The Fan Static Efficiency Equation

Fan static efficiency is the measure of the airstream’s potential, or optimal energy consumption, as determined by the ratio of power output to the power supplied.

But what constitutes good efficiency? How does it impact your decisions and operations? It allows you to determine how much horsepower you need to achieve maximum static efficiency in your application based on volume, pressure.

Defining and Making the Calculation


Volume is the quantity or velocity of air, gas, and/or other materials moving through the fan as measured in cubic feet per minute (CFM).

Static Pressure

Static pressure indicates how much resistance the airflow needs to move through as measured in inches of water gauge (in. WG).

Horsepower (HP)

Horsepower is the measurement of energy in units of power. It indicates how much energy the motor will provide and how much energy the fan will consume given application-specific factors.

Conversion Constant

A conversion constant is a number used to normalize equations containing varied units of measurement, in this case, CFM and in. WG. The conversion constant for static efficiency is 6343.

The Static Efficiency Equation

Static efficiency is the product of the volume and pressure you need in your application divided by the product of the conversion constant and horsepower, as follows:

Why Fan Static Efficiency Matters

You can use the maximum static efficiency to determine the horsepower you need in your application.

For example, if you have an industrial fan that can achieve 80% static efficiency and you’re trying to move 20,000 CFM through 10 inches WG of resistance, a 40 horsepower motor would get the job done. In the same application, if you selected a less efficient fan with only 50% static efficiency, the calculation would indicate 63 HP, so you’d have to bump all the way up to a 75 HP motor to drive it.

You can also use the fan static efficiency calculation to determine what type of industrial fan is optimal for your application. The higher the volume relative to static pressure, the more likely it is that you can select a high-efficiency fan.

Hear it from an Application Engineer

Senior Application Engineer Chet White explains how to calculate static efficiency and why it matters in this 2-minute whiteboard tutorial.

When you’re ready to start your project or update your maintenance program, reach out, and connect with one of our application engineers to discuss the details of your project.

Related Content

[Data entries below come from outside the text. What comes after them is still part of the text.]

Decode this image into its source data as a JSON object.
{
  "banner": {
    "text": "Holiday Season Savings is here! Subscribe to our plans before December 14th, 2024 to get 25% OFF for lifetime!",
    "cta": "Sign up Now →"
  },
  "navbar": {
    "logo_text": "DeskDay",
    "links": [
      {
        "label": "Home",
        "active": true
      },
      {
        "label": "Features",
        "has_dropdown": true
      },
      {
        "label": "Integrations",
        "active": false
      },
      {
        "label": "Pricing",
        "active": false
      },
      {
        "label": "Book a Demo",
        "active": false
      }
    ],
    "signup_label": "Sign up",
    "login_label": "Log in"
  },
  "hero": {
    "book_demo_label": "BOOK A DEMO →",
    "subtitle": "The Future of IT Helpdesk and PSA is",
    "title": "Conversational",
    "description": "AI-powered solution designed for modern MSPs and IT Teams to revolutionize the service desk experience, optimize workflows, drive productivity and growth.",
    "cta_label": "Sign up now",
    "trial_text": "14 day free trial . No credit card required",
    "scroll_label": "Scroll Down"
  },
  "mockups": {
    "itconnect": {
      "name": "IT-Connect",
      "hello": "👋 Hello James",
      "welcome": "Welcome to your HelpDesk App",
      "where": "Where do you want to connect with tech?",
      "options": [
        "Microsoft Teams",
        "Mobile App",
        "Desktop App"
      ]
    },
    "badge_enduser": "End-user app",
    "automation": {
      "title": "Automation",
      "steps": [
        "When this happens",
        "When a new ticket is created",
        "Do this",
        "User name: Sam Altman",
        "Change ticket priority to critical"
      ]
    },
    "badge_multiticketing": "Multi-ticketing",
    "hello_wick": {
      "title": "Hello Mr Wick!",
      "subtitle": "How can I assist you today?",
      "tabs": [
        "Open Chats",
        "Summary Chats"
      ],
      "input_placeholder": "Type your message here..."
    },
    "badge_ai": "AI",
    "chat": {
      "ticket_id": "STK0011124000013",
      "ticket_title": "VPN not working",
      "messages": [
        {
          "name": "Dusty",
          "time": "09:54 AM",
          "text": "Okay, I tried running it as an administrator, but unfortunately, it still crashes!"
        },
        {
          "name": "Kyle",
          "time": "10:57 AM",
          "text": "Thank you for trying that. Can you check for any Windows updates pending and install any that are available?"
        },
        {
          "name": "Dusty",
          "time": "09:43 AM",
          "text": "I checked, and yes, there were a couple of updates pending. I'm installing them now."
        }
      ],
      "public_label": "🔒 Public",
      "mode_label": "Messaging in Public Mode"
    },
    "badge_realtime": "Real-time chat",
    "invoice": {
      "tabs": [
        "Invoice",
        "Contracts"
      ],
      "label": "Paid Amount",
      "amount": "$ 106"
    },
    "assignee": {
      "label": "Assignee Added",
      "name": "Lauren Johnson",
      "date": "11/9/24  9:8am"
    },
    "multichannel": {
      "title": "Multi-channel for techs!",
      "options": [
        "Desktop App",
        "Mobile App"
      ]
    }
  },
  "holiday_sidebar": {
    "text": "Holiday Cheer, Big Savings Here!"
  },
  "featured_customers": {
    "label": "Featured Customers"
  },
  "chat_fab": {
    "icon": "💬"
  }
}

For more information on fan static efficiency, check out these additional articles:

We welcome comments and questions via our LinkedIn Page, and you can always Contact Us or Request a Quote for more details.